→ Work instructions
In the entries below, count every line containing "text". Return the number and nothing else.

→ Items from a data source
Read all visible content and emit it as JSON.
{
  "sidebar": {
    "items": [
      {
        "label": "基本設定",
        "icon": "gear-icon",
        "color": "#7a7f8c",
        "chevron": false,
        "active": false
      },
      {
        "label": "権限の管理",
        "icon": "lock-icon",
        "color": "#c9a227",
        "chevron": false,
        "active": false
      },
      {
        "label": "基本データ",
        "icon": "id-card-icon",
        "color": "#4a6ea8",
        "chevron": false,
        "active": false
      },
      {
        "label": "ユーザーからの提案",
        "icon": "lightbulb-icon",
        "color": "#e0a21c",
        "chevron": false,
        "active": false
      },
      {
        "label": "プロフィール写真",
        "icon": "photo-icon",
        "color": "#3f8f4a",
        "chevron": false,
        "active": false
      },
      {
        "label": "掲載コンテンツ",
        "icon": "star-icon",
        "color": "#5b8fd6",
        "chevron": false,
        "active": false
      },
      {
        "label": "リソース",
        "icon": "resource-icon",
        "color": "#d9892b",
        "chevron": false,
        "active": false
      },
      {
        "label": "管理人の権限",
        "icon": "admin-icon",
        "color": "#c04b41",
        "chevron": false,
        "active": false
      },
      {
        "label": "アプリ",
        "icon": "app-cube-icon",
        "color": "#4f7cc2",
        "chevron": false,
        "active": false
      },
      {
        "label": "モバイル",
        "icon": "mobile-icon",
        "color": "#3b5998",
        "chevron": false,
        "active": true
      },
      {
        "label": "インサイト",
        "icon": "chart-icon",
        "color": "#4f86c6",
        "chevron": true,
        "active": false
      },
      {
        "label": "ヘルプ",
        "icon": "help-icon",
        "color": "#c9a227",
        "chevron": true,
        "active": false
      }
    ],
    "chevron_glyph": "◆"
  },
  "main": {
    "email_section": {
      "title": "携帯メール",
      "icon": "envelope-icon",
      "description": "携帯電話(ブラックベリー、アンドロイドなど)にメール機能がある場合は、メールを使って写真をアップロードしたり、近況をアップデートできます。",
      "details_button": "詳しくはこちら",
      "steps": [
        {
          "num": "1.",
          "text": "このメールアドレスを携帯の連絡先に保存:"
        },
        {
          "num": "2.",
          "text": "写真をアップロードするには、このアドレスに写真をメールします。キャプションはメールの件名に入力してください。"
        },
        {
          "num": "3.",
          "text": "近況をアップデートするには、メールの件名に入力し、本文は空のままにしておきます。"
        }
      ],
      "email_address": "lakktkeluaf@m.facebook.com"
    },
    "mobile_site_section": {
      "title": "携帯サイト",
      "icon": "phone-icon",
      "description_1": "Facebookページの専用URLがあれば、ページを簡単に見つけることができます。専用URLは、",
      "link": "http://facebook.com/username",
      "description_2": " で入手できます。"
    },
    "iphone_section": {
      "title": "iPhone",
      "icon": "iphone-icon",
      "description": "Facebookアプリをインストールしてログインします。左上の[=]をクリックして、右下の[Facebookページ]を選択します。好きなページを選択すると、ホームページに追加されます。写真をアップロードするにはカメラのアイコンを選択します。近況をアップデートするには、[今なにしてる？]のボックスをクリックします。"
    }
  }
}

→ Worked solution
3